|Name:||Stuffed Twice-Baked Potatoes||Contributor:||Bryan Klech|
|Description:||substantial main dish of cheesy baked potatoes||Posted:||2000-05-01|
|Key words:||potato, vegetarian||Category:||Main Dishes|
|Ingredients:||8 large baking potatoes
2 c sharp cheddar
1/2 c spicey dijon mustard
1/2 c diced garlic
1 Tbsp pepper
1 Tbsp basil
1/2 c butter
2-3 c milk
|Preparation:||Bake potatoes. Cut 'tops' off, maximizing opening while minimizing lost filling.

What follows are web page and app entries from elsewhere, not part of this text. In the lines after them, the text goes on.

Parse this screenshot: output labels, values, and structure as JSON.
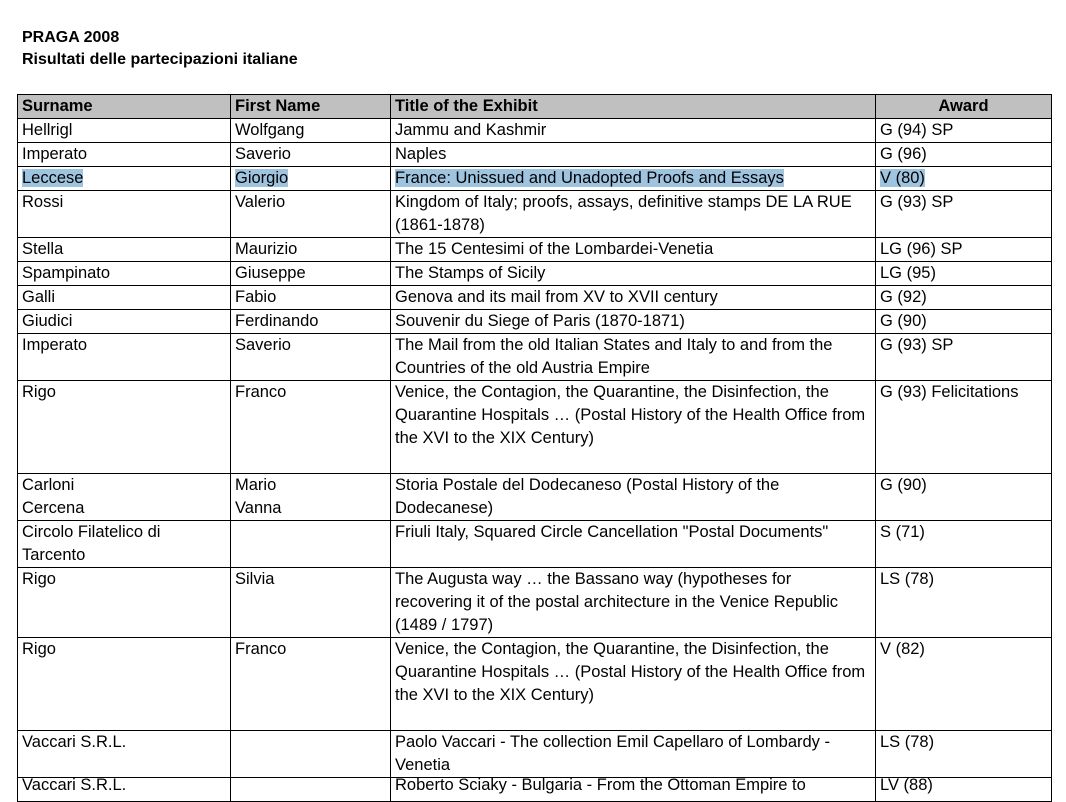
{
  "header": {
    "line1": "PRAGA 2008",
    "line2": "Risultati delle partecipazioni italiane"
  },
  "table": {
    "columns": [
      "Surname",
      "First Name",
      "Title of the Exhibit",
      "Award"
    ],
    "rows": [
      {
        "surname": "Hellrigl",
        "first_name": "Wolfgang",
        "title": "Jammu and Kashmir",
        "award": "G (94) SP"
      },
      {
        "surname": "Imperato",
        "first_name": "Saverio",
        "title": "Naples",
        "award": "G (96)"
      },
      {
        "surname": "Leccese",
        "first_name": "Giorgio",
        "title": "France: Unissued and Unadopted Proofs and Essays",
        "award": "V (80)",
        "selected": true
      },
      {
        "surname": "Rossi",
        "first_name": "Valerio",
        "title": "Kingdom of Italy; proofs, assays, definitive stamps DE LA RUE (1861-1878)",
        "award": "G (93) SP"
      },
      {
        "surname": "Stella",
        "first_name": "Maurizio",
        "title": "The 15 Centesimi of the Lombardei-Venetia",
        "award": "LG (96) SP"
      },
      {
        "surname": "Spampinato",
        "first_name": "Giuseppe",
        "title": "The Stamps of Sicily",
        "award": "LG (95)"
      },
      {
        "surname": "Galli",
        "first_name": "Fabio",
        "title": "Genova and its mail from XV to XVII century",
        "award": "G (92)"
      },
      {
        "surname": "Giudici",
        "first_name": "Ferdinando",
        "title": "Souvenir du Siege of Paris (1870-1871)",
        "award": "G (90)"
      },
      {
        "surname": "Imperato",
        "first_name": "Saverio",
        "title": "The Mail from the old Italian States and Italy to and from the Countries of the old Austria Empire",
        "award": "G (93) SP"
      },
      {
        "surname": "Rigo",
        "first_name": "Franco",
        "title": "Venice, the Contagion, the Quarantine, the Disinfection, the Quarantine Hospitals … (Postal History of the Health Office from the XVI to the XIX Century)",
        "award": "G (93) Felicitations",
        "extra_line": true
      },
      {
        "surname": "Carloni\nCercena",
        "first_name": "Mario\nVanna",
        "title": "Storia Postale del Dodecaneso (Postal History of the Dodecanese)",
        "award": "G (90)"
      },
      {
        "surname": "Circolo Filatelico di Tarcento",
        "first_name": "",
        "title": "Friuli Italy, Squared Circle Cancellation \"Postal Documents\"",
        "award": "S (71)"
      },
      {
        "surname": "Rigo",
        "first_name": "Silvia",
        "title": "The Augusta way … the Bassano way (hypotheses for recovering it of the postal architecture in the Venice Republic (1489 / 1797)",
        "award": "LS (78)"
      },
      {
        "surname": "Rigo",
        "first_name": "Franco",
        "title": "Venice, the Contagion, the Quarantine, the Disinfection, the Quarantine Hospitals … (Postal History of the Health Office from the XVI to the XIX Century)",
        "award": "V (82)",
        "extra_line": true
      },
      {
        "surname": "Vaccari S.R.L.",
        "first_name": "",
        "title": "Paolo Vaccari - The collection Emil Capellaro of Lombardy - Venetia",
        "award": "LS (78)"
      },
      {
        "surname": "Vaccari S.R.L.",
        "first_name": "",
        "title": "Roberto Sciaky - Bulgaria - From the Ottoman Empire to",
        "award": "LV (88)",
        "cut": true
      }
    ]
  }
}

Scoop the innards into a bowl without damaging the shell.
Fold in all other ingredients except milk.
Add milk to make stir-able, but not mushy.
Refill shells, sprinkle paprika over the top and bake at ~425 for 10 minutes.
I tend to go about half again more dense on all of the mashed potato
ingredients except for the milk and butter.
And the context of the post :
I seek the wisdom of the elders on this one:
Kathleen and I were talking Saturday night, over dinner, about how the
midwest values metric for mashed potatoes ('merkun style) got to be
uniform texture/consistency (w/ no lumps).
The background of the conversatin was a debate about examples in recent
history showing that our standards for housecleaning seem to always expand
to take up whatever resources are freed by technological advances.
(Carpets are much more frequently cleaned with the in-every-home vacuum
cleaner, potatoes as mashed into mush with hand mixers, etc.)
Anyway, was wondering if anyone had a reference to how/when it became en
vogue to mash potatoes into mush?